Convert to a csv file using the online fit repair tool. First press the browse button to select a file. Screen grab. Then press the “convert to .csv” button. When it is finished then select “save file” and it will save onto your computer. Possibly into the downloads location depending on which browser you are using.
Edit the csv file using a text editor. It’s best to right click on the file name and select “open with” to select an application. I use notepad++ for this. The standard windows notepad also works quite well. Be careful if you use Excel – ensure that the file is saved in csv format. The file format is fairly obvious. Logging data is stored line by line and starts with the keyword “data” each time. There’s a timestamp stored as the third record in each line so you usually work out which bits to delete. Delete lines and make sure that the line with “TIMER, STOP_ALL” is retained. Screen grab.
I‘ve just paid to enter Epic Cymru – a 5 day mountain bike stage race in Wales. It’s being held on August 15th – 19th 2015. This is organised by A Cycling aka Matt Page. I’ve previously been on a skills course (hosted by Mudtrek) and a tour of the Elan valley with A Cycling.
This event is a successor to the Trans Wales event that for many years was a 7 day stage race in mid Wales.
A quick history of the Transwales race series.
The Transwales started in 2006.
“The 7 day MTB stage challenge 12th – 20th August 2006
The TransWales ‘06 event is the first ever seven day long two person team mountain bike stage event in the UK. With a mixture of linking stages and special stages it promises to put a fresh spin on the tradition of endurance stage events. Not just endurance but also tactics, the right equipment and the ability to pace both yourself and your team mate will be key to enjoying as well as to winning this unique event.”

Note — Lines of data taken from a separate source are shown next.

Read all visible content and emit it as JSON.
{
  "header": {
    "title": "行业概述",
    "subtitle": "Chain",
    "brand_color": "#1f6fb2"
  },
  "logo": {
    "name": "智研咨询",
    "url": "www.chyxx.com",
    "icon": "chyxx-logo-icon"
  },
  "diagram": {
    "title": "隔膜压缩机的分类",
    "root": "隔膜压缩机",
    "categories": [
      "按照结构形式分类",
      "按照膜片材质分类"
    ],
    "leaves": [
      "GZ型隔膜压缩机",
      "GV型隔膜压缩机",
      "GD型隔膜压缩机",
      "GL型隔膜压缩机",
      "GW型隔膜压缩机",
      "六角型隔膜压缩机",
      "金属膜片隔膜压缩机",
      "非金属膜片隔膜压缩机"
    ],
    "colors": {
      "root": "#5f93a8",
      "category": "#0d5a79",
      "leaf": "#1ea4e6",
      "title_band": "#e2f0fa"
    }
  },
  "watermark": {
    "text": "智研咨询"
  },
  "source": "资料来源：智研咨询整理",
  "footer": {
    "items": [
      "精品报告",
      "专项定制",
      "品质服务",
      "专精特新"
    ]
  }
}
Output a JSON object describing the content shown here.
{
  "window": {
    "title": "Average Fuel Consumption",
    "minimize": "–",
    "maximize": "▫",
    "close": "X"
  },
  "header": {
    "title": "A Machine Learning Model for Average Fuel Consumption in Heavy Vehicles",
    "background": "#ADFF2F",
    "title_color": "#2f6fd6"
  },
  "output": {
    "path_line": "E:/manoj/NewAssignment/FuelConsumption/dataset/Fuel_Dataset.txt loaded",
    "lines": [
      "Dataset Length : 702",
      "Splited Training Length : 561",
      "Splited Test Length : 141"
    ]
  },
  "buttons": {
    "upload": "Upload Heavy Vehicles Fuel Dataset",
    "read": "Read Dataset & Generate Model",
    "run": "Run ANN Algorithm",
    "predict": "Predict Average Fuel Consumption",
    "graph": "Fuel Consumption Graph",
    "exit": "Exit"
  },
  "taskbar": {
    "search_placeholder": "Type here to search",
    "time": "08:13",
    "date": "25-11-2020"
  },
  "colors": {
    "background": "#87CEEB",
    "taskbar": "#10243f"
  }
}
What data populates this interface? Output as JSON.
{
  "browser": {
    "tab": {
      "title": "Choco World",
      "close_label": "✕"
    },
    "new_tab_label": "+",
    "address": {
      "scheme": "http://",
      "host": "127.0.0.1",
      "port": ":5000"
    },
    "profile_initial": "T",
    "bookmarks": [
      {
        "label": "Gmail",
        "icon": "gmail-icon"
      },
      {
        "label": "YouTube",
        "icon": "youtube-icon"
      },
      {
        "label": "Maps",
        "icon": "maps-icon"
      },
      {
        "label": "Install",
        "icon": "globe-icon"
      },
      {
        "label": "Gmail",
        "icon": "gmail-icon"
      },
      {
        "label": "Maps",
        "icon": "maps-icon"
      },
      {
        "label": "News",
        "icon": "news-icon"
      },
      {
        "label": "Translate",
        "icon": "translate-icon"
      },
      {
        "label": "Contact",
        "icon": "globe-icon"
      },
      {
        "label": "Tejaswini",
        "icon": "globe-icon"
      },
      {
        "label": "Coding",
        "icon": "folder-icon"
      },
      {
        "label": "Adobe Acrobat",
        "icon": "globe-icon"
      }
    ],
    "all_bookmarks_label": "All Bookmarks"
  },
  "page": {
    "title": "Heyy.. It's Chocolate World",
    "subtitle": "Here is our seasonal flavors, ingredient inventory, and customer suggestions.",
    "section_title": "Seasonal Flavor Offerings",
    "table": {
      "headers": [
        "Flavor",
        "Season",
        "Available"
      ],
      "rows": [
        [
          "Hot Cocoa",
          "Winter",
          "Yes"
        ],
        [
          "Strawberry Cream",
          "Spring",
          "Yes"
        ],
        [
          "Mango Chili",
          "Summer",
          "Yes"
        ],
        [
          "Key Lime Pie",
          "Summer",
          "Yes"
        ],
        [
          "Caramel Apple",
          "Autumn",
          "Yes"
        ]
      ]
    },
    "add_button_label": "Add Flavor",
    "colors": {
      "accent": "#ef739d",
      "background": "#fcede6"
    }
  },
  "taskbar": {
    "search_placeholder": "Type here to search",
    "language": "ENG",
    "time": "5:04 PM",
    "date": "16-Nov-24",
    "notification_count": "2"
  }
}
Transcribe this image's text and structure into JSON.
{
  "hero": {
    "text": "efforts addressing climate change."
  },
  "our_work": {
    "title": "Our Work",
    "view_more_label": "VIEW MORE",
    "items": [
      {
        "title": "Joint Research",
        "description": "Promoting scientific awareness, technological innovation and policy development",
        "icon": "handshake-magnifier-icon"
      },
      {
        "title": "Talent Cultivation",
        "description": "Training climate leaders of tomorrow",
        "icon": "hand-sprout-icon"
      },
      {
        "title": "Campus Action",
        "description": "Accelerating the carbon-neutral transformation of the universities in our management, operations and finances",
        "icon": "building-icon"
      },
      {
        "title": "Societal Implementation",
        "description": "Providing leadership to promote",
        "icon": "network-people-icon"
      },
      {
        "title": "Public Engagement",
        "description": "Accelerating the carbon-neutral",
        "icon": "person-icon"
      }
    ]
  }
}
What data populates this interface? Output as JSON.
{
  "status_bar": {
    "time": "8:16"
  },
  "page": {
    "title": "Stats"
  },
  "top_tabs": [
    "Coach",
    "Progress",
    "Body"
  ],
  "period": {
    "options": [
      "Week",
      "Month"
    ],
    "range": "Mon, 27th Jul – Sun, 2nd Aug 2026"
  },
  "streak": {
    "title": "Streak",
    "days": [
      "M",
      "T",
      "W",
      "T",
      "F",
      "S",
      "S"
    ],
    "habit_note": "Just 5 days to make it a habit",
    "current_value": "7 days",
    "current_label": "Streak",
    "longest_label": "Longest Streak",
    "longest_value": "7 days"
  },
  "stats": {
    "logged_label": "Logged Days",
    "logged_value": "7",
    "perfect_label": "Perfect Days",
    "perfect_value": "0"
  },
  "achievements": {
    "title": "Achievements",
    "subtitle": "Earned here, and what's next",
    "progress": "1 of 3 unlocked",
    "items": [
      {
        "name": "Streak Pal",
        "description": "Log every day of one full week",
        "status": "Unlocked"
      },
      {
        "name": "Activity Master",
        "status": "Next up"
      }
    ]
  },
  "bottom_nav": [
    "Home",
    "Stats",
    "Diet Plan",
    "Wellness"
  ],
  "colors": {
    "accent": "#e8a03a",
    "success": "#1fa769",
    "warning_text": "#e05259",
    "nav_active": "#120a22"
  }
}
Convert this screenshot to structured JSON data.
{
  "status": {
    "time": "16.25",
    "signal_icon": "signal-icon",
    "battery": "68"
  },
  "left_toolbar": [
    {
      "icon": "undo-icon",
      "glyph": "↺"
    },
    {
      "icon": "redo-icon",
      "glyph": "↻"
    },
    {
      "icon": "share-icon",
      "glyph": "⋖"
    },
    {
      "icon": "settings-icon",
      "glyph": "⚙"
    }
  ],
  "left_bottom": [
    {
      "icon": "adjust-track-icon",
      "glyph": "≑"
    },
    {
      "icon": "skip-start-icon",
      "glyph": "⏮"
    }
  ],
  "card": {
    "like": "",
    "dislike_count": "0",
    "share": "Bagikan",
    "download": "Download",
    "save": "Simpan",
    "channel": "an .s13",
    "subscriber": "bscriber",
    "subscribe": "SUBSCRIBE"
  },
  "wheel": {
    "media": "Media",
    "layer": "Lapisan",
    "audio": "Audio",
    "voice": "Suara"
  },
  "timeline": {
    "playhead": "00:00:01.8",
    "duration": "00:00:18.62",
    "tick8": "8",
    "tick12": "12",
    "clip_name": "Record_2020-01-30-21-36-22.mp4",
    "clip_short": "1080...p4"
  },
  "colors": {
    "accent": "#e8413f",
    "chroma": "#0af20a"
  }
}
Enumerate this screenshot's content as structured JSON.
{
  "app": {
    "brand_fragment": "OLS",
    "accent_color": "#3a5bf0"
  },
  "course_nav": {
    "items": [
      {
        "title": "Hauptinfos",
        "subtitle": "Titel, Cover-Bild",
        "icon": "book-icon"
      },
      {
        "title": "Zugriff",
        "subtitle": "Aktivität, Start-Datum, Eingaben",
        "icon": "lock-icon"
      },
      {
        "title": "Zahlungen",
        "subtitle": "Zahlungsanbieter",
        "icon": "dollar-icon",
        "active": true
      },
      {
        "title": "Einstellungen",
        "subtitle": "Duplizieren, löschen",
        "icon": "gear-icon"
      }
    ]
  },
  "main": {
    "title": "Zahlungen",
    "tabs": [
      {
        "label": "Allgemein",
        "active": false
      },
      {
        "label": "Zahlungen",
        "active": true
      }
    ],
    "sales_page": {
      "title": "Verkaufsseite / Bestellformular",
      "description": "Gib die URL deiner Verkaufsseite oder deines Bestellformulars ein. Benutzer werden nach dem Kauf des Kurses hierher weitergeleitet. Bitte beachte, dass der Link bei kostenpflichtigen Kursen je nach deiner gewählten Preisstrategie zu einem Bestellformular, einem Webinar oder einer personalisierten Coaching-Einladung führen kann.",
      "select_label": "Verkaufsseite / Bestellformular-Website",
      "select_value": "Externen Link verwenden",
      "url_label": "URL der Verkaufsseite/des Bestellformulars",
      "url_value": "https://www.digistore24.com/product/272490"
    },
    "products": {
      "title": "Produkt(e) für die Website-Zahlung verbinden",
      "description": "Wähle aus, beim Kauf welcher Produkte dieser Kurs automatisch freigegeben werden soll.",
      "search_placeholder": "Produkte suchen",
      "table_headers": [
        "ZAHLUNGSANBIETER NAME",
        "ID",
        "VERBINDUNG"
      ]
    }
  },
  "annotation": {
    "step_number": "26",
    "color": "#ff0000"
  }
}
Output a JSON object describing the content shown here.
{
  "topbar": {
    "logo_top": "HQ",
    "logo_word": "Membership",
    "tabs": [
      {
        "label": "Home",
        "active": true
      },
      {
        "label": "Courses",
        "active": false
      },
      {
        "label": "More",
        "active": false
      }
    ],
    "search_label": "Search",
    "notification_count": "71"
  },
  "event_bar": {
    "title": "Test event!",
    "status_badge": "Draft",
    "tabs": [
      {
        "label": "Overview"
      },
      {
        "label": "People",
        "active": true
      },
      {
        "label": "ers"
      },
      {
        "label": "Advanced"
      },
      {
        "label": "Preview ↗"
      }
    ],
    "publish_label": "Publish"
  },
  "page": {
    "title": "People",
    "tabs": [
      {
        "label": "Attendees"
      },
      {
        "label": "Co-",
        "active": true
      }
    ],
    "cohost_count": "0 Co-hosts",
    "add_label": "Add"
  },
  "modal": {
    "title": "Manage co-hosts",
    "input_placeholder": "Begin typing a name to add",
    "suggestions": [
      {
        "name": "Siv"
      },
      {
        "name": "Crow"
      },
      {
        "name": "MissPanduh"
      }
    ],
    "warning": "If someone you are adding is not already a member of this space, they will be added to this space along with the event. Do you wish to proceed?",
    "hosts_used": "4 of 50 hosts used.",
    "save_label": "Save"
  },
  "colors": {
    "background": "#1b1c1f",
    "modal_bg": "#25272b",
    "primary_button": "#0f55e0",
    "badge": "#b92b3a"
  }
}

For most years the route worked from Builth Wells up to Nant y arian and back again. The 2011 event called into Shropshire.
In 2012 it changed to a single site at Llanwrtyd Wells in mid Wales, had three days of stage racing and was called the “Ritchey TrailMasters powered by Mercedes-Benz Vito Sport”.
Mountain biking, yoga, music. Probably in that order.